WHAT YOU NEED TO DO: Give every entry again, exactly.

━━━ ENTRIES SHOWN

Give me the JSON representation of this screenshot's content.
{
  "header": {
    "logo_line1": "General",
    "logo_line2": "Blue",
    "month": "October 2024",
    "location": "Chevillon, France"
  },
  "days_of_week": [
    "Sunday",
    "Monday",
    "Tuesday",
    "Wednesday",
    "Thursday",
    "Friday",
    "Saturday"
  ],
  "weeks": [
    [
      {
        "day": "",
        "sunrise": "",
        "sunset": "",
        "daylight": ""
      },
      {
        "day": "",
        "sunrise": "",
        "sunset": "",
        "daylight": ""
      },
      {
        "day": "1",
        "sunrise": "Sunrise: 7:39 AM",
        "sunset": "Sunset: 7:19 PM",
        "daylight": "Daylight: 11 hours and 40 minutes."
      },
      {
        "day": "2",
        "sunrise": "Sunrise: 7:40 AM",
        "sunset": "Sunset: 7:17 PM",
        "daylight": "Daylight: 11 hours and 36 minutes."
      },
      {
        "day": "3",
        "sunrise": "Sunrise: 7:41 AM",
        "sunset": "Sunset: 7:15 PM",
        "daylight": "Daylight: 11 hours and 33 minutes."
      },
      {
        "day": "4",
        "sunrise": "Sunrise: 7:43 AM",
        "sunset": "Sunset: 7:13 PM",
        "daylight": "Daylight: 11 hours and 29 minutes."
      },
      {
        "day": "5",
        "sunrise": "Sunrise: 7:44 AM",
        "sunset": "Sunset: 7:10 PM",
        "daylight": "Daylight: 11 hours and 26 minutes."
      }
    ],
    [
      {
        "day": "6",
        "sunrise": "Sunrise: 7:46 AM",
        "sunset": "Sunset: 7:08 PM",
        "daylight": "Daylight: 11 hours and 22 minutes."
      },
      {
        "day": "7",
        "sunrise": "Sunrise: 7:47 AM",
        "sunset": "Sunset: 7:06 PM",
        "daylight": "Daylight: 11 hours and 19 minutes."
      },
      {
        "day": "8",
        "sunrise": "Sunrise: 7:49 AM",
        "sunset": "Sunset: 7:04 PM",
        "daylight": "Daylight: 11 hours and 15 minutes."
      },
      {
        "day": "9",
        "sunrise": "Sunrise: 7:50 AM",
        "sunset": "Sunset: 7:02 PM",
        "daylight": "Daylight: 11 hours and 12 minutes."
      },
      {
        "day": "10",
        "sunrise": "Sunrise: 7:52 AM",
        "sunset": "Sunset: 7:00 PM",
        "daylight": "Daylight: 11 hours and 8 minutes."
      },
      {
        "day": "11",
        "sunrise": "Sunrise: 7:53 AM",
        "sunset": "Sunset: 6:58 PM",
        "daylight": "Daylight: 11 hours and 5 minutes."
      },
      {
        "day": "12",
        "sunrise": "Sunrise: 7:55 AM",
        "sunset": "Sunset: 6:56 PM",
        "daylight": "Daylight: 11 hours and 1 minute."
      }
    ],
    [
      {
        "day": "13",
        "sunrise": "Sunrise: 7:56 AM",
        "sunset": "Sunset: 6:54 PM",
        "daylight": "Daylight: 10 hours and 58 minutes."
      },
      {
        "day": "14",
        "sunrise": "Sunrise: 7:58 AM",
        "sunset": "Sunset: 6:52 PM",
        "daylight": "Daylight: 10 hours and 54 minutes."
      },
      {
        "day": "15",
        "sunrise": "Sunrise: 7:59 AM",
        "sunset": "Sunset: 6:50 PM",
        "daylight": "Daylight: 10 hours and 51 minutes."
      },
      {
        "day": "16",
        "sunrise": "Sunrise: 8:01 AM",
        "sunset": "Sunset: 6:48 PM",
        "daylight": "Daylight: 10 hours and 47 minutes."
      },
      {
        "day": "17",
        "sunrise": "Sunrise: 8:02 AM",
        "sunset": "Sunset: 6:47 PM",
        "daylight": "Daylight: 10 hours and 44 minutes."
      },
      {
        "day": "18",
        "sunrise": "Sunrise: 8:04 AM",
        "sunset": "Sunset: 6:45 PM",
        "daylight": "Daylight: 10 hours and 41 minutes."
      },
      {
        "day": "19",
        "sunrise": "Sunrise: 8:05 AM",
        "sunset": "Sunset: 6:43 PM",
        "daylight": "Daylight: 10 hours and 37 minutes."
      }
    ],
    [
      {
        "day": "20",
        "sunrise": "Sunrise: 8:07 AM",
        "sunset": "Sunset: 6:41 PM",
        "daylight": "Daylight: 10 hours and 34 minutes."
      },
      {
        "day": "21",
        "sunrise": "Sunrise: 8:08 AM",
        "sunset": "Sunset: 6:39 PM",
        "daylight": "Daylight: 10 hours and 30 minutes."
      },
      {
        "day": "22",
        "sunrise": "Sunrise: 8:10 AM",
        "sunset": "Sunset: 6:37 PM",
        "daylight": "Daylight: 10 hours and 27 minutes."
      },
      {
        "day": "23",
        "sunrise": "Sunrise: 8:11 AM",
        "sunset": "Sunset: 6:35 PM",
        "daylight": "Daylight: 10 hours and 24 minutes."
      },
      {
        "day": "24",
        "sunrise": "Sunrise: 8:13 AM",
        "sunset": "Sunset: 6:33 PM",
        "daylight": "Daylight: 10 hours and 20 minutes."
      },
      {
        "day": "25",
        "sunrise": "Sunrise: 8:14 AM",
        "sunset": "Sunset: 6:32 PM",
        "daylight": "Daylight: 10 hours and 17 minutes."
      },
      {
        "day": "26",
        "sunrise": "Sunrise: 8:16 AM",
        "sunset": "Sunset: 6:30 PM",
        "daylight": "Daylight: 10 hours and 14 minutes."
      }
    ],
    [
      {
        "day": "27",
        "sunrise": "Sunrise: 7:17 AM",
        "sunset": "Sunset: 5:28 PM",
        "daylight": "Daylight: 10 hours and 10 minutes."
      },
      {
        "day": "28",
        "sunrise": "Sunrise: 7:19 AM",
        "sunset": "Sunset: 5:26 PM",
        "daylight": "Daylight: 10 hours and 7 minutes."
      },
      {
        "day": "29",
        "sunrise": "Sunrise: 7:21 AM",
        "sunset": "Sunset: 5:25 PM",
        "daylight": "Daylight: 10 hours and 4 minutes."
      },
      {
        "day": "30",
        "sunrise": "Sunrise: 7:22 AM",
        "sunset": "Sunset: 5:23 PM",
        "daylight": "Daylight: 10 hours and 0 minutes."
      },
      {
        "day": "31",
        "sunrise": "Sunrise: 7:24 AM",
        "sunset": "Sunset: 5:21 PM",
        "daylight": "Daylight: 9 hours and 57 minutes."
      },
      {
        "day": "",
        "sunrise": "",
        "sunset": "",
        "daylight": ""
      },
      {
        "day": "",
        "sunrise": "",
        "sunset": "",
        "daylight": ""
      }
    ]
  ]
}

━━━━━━

RESPONSE AREA:
Give me the JSON representation of this screenshot's content.
{
  "header": {
    "logo_line1": "General",
    "logo_line2": "Blue",
    "month": "October 2024",
    "location": "Chevillon, France"
  },
  "days_of_week": [
    "Sunday",
    "Monday",
    "Tuesday",
    "Wednesday",
    "Thursday",
    "Friday",
    "Saturday"
  ],
  "weeks": [
    [
      {
        "day": "",
        "sunrise": "",
        "sunset": "",
        "daylight": ""
      },
      {
        "day": "",
        "sunrise": "",
        "sunset": "",
        "daylight": ""
      },
      {
        "day": "1",
        "sunrise": "Sunrise: 7:39 AM",
        "sunset": "Sunset: 7:19 PM",
        "daylight": "Daylight: 11 hours and 40 minutes."
      },
      {
        "day": "2",
        "sunrise": "Sunrise: 7:40 AM",
        "sunset": "Sunset: 7:17 PM",
        "daylight": "Daylight: 11 hours and 36 minutes."
      },
      {
        "day": "3",
        "sunrise": "Sunrise: 7:41 AM",
        "sunset": "Sunset: 7:15 PM",
        "daylight": "Daylight: 11 hours and 33 minutes."
      },
      {
        "day": "4",
        "sunrise": "Sunrise: 7:43 AM",
        "sunset": "Sunset: 7:13 PM",
        "daylight": "Daylight: 11 hours and 29 minutes."
      },
      {
        "day": "5",
        "sunrise": "Sunrise: 7:44 AM",
        "sunset": "Sunset: 7:10 PM",
        "daylight": "Daylight: 11 hours and 26 minutes."
      }
    ],
    [
      {
        "day": "6",
        "sunrise": "Sunrise: 7:46 AM",
        "sunset": "Sunset: 7:08 PM",
        "daylight": "Daylight: 11 hours and 22 minutes."
      },
      {
        "day": "7",
        "sunrise": "Sunrise: 7:47 AM",
        "sunset": "Sunset: 7:06 PM",
        "daylight": "Daylight: 11 hours and 19 minutes."
      },
      {
        "day": "8",
        "sunrise": "Sunrise: 7:49 AM",
        "sunset": "Sunset: 7:04 PM",
        "daylight": "Daylight: 11 hours and 15 minutes."
      },
      {
        "day": "9",
        "sunrise": "Sunrise: 7:50 AM",
        "sunset": "Sunset: 7:02 PM",
        "daylight": "Daylight: 11 hours and 12 minutes."
      },
      {
        "day": "10",
        "sunrise": "Sunrise: 7:52 AM",
        "sunset": "Sunset: 7:00 PM",
        "daylight": "Daylight: 11 hours and 8 minutes."
      },
      {
        "day": "11",
        "sunrise": "Sunrise: 7:53 AM",
        "sunset": "Sunset: 6:58 PM",
        "daylight": "Daylight: 11 hours and 5 minutes."
      },
      {
        "day": "12",
        "sunrise": "Sunrise: 7:55 AM",
        "sunset": "Sunset: 6:56 PM",
        "daylight": "Daylight: 11 hours and 1 minute."
      }
    ],
    [
      {
        "day": "13",
        "sunrise": "Sunrise: 7:56 AM",
        "sunset": "Sunset: 6:54 PM",
        "daylight": "Daylight: 10 hours and 58 minutes."
      },
      {
        "day": "14",
        "sunrise": "Sunrise: 7:58 AM",
        "sunset": "Sunset: 6:52 PM",
        "daylight": "Daylight: 10 hours and 54 minutes."
      },
      {
        "day": "15",
        "sunrise": "Sunrise: 7:59 AM",
        "sunset": "Sunset: 6:50 PM",
        "daylight": "Daylight: 10 hours and 51 minutes."
      },
      {
        "day": "16",
        "sunrise": "Sunrise: 8:01 AM",
        "sunset": "Sunset: 6:48 PM",
        "daylight": "Daylight: 10 hours and 47 minutes."
      },
      {
        "day": "17",
        "sunrise": "Sunrise: 8:02 AM",
        "sunset": "Sunset: 6:47 PM",
        "daylight": "Daylight: 10 hours and 44 minutes."
      },
      {
        "day": "18",
        "sunrise": "Sunrise: 8:04 AM",
        "sunset": "Sunset: 6:45 PM",
        "daylight": "Daylight: 10 hours and 41 minutes."
      },
      {
        "day": "19",
        "sunrise": "Sunrise: 8:05 AM",
        "sunset": "Sunset: 6:43 PM",
        "daylight": "Daylight: 10 hours and 37 minutes."
      }
    ],
    [
      {
        "day": "20",
        "sunrise": "Sunrise: 8:07 AM",
        "sunset": "Sunset: 6:41 PM",
        "daylight": "Daylight: 10 hours and 34 minutes."
      },
      {
        "day": "21",
        "sunrise": "Sunrise: 8:08 AM",
        "sunset": "Sunset: 6:39 PM",
        "daylight": "Daylight: 10 hours and 30 minutes."
      },
      {
        "day": "22",
        "sunrise": "Sunrise: 8:10 AM",
        "sunset": "Sunset: 6:37 PM",
        "daylight": "Daylight: 10 hours and 27 minutes."
      },
      {
        "day": "23",
        "sunrise": "Sunrise: 8:11 AM",
        "sunset": "Sunset: 6:35 PM",
        "daylight": "Daylight: 10 hours and 24 minutes."
      },
      {
        "day": "24",
        "sunrise": "Sunrise: 8:13 AM",
        "sunset": "Sunset: 6:33 PM",
        "daylight": "Daylight: 10 hours and 20 minutes."
      },
      {
        "day": "25",
        "sunrise": "Sunrise: 8:14 AM",
        "sunset": "Sunset: 6:32 PM",
        "daylight": "Daylight: 10 hours and 17 minutes."
      },
      {
        "day": "26",
        "sunrise": "Sunrise: 8:16 AM",
        "sunset": "Sunset: 6:30 PM",
        "daylight": "Daylight: 10 hours and 14 minutes."
      }
    ],
    [
      {
        "day": "27",
        "sunrise": "Sunrise: 7:17 AM",
        "sunset": "Sunset: 5:28 PM",
        "daylight": "Daylight: 10 hours and 10 minutes."
      },
      {
        "day": "28",
        "sunrise": "Sunrise: 7:19 AM",
        "sunset": "Sunset: 5:26 PM",
        "daylight": "Daylight: 10 hours and 7 minutes."
      },
      {
        "day": "29",
        "sunrise": "Sunrise: 7:21 AM",
        "sunset": "Sunset: 5:25 PM",
        "daylight": "Daylight: 10 hours and 4 minutes."
      },
      {
        "day": "30",
        "sunrise": "Sunrise: 7:22 AM",
        "sunset": "Sunset: 5:23 PM",
        "daylight": "Daylight: 10 hours and 0 minutes."
      },
      {
        "day": "31",
        "sunrise": "Sunrise: 7:24 AM",
        "sunset": "Sunset: 5:21 PM",
        "daylight": "Daylight: 9 hours and 57 minutes."
      },
      {
        "day": "",
        "sunrise": "",
        "sunset": "",
        "daylight": ""
      },
      {
        "day": "",
        "sunrise": "",
        "sunset": "",
        "daylight": ""
      }
    ]
  ]
}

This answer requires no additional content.